▸ What you have to do: From the entries that follow, report every line in which "dolor" occurs.
(Available records)
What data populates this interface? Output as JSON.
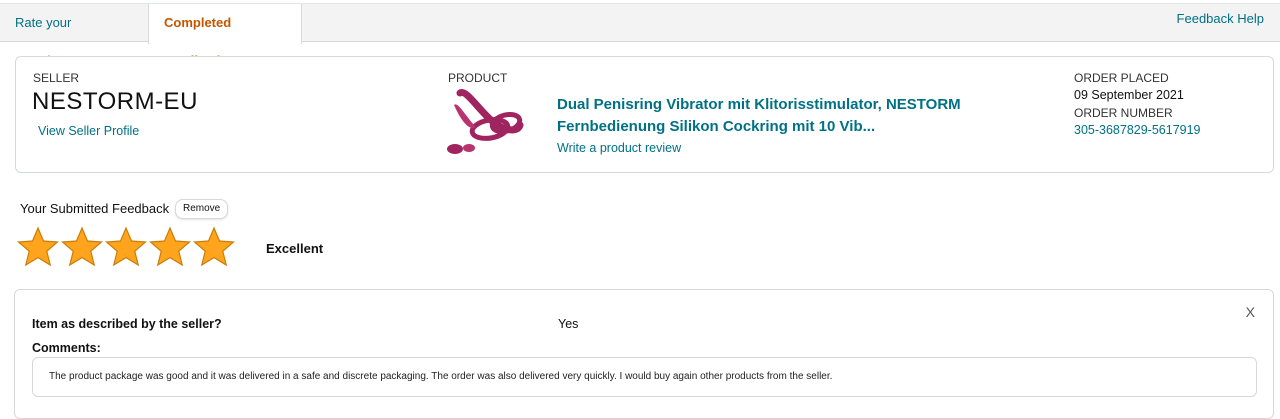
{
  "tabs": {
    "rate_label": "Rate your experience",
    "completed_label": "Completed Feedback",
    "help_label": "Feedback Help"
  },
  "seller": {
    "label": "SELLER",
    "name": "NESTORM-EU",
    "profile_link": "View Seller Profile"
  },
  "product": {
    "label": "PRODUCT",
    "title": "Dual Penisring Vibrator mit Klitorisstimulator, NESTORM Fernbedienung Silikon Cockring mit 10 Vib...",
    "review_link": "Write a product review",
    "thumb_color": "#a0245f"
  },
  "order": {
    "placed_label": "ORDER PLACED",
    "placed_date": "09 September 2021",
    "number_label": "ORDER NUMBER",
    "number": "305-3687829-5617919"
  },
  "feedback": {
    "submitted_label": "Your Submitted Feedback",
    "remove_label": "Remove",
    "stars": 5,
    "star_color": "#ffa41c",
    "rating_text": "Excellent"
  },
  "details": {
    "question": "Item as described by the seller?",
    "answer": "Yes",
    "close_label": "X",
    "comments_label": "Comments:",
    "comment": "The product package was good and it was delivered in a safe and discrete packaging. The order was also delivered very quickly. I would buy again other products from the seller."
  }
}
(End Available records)
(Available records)
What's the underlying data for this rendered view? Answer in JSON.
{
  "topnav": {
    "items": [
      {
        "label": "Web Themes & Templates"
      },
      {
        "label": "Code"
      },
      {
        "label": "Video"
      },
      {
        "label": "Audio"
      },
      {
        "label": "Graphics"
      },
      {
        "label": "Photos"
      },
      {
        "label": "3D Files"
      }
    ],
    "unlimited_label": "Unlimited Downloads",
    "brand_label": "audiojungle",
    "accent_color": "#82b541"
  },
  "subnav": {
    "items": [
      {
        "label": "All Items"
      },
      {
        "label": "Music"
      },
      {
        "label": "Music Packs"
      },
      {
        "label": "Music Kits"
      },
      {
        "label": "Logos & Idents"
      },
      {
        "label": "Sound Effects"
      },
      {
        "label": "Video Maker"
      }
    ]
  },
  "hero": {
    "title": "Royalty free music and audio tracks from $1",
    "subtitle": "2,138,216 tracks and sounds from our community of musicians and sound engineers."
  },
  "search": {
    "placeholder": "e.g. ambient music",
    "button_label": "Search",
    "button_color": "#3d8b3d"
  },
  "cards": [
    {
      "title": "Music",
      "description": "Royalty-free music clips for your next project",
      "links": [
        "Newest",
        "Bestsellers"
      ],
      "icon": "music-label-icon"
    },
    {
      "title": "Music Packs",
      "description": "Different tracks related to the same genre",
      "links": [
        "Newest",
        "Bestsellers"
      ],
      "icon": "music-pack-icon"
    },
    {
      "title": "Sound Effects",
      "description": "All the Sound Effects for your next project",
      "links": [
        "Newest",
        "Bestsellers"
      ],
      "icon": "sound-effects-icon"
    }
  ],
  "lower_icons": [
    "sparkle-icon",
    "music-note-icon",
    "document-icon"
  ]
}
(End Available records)
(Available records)
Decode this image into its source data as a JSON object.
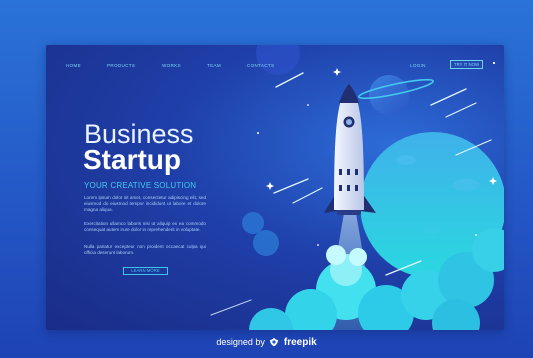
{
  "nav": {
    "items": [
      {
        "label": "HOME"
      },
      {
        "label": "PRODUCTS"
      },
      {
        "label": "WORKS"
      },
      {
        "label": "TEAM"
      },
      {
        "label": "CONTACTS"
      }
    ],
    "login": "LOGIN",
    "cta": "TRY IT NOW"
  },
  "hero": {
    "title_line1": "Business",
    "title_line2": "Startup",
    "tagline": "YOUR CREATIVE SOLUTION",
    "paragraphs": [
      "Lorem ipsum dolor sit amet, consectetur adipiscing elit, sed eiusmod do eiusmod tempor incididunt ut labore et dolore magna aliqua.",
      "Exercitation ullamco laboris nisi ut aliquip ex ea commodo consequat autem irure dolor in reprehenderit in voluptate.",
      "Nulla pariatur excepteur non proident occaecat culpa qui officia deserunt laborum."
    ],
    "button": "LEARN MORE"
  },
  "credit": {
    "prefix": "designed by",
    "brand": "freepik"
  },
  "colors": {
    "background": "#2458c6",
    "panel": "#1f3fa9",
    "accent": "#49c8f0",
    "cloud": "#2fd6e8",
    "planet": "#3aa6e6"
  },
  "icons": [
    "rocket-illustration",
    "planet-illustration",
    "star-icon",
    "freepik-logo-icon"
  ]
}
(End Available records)
▸ Answer for this exercise:
      "Lorem ipsum dolor sit amet, consectetur adipiscing elit, sed eiusmod do eiusmod tempor incididunt ut labore et dolore magna aliqua.",
      "Exercitation ullamco laboris nisi ut aliquip ex ea commodo consequat autem irure dolor in reprehenderit in voluptate.",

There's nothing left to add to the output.